■ Task objective
Write every entry out again, exactly as given.

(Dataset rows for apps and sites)
::::::::::

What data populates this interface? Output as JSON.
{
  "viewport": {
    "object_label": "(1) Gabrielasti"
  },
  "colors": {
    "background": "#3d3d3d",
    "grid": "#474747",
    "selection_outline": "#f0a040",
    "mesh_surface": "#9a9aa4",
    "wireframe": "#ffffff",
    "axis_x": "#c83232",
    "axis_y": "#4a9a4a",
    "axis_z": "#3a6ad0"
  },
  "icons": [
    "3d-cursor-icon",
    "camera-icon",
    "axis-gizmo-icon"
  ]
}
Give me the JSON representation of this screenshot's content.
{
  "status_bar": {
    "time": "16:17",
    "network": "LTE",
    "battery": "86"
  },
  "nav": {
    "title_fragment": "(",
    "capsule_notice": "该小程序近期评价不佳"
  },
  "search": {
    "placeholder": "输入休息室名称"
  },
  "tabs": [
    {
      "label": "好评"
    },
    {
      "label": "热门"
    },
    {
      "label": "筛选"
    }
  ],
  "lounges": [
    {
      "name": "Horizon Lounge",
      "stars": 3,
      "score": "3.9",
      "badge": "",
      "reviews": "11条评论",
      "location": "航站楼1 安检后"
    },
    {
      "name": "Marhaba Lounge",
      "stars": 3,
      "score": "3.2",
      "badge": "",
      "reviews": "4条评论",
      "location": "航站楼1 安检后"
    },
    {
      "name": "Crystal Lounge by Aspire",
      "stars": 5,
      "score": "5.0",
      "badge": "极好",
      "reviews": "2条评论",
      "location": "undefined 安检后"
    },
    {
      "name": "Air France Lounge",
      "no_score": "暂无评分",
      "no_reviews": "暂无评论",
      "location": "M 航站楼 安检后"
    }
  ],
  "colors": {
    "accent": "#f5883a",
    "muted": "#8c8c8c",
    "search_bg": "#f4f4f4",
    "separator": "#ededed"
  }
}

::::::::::

■ Answer to this task
What data populates this interface? Output as JSON.
{
  "viewport": {
    "object_label": "(1) Gabrielasti"
  },
  "colors": {
    "background": "#3d3d3d",
    "grid": "#474747",
    "selection_outline": "#f0a040",
    "mesh_surface": "#9a9aa4",
    "wireframe": "#ffffff",
    "axis_x": "#c83232",
    "axis_y": "#4a9a4a",
    "axis_z": "#3a6ad0"
  },
  "icons": [
    "3d-cursor-icon",
    "camera-icon",
    "axis-gizmo-icon"
  ]
}
Give me the JSON representation of this screenshot's content.
{
  "status_bar": {
    "time": "16:17",
    "network": "LTE",
    "battery": "86"
  },
  "nav": {
    "title_fragment": "(",
    "capsule_notice": "该小程序近期评价不佳"
  },
  "search": {
    "placeholder": "输入休息室名称"
  },
  "tabs": [
    {
      "label": "好评"
    },
    {
      "label": "热门"
    },
    {
      "label": "筛选"
    }
  ],
  "lounges": [
    {
      "name": "Horizon Lounge",
      "stars": 3,
      "score": "3.9",
      "badge": "",
      "reviews": "11条评论",
      "location": "航站楼1 安检后"
    },
    {
      "name": "Marhaba Lounge",
      "stars": 3,
      "score": "3.2",
      "badge": "",
      "reviews": "4条评论",
      "location": "航站楼1 安检后"
    },
    {
      "name": "Crystal Lounge by Aspire",
      "stars": 5,
      "score": "5.0",
      "badge": "极好",
      "reviews": "2条评论",
      "location": "undefined 安检后"
    },
    {
      "name": "Air France Lounge",
      "no_score": "暂无评分",
      "no_reviews": "暂无评论",
      "location": "M 航站楼 安检后"
    }
  ],
  "colors": {
    "accent": "#f5883a",
    "muted": "#8c8c8c",
    "search_bg": "#f4f4f4",
    "separator": "#ededed"
  }
}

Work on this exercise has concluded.